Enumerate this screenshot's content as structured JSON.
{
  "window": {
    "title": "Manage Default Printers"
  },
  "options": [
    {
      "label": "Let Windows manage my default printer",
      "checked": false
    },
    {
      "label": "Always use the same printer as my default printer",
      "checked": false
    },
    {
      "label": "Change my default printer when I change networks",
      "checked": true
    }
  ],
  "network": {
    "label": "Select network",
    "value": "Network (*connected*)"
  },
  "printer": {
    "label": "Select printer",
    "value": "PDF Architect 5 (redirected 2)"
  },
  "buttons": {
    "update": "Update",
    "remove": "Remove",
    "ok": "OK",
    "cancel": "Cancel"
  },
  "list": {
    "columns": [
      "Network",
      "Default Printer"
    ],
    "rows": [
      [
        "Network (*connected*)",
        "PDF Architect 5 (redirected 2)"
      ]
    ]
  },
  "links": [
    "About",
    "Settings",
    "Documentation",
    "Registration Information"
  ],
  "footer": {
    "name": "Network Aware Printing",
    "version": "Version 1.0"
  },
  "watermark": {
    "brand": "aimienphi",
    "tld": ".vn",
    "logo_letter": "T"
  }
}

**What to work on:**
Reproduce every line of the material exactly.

**Answer:**
Enumerate this screenshot's content as structured JSON.
{
  "window": {
    "title": "Manage Default Printers"
  },
  "options": [
    {
      "label": "Let Windows manage my default printer",
      "checked": false
    },
    {
      "label": "Always use the same printer as my default printer",
      "checked": false
    },
    {
      "label": "Change my default printer when I change networks",
      "checked": true
    }
  ],
  "network": {
    "label": "Select network",
    "value": "Network (*connected*)"
  },
  "printer": {
    "label": "Select printer",
    "value": "PDF Architect 5 (redirected 2)"
  },
  "buttons": {
    "update": "Update",
    "remove": "Remove",
    "ok": "OK",
    "cancel": "Cancel"
  },
  "list": {
    "columns": [
      "Network",
      "Default Printer"
    ],
    "rows": [
      [
        "Network (*connected*)",
        "PDF Architect 5 (redirected 2)"
      ]
    ]
  },
  "links": [
    "About",
    "Settings",
    "Documentation",
    "Registration Information"
  ],
  "footer": {
    "name": "Network Aware Printing",
    "version": "Version 1.0"
  },
  "watermark": {
    "brand": "aimienphi",
    "tld": ".vn",
    "logo_letter": "T"
  }
}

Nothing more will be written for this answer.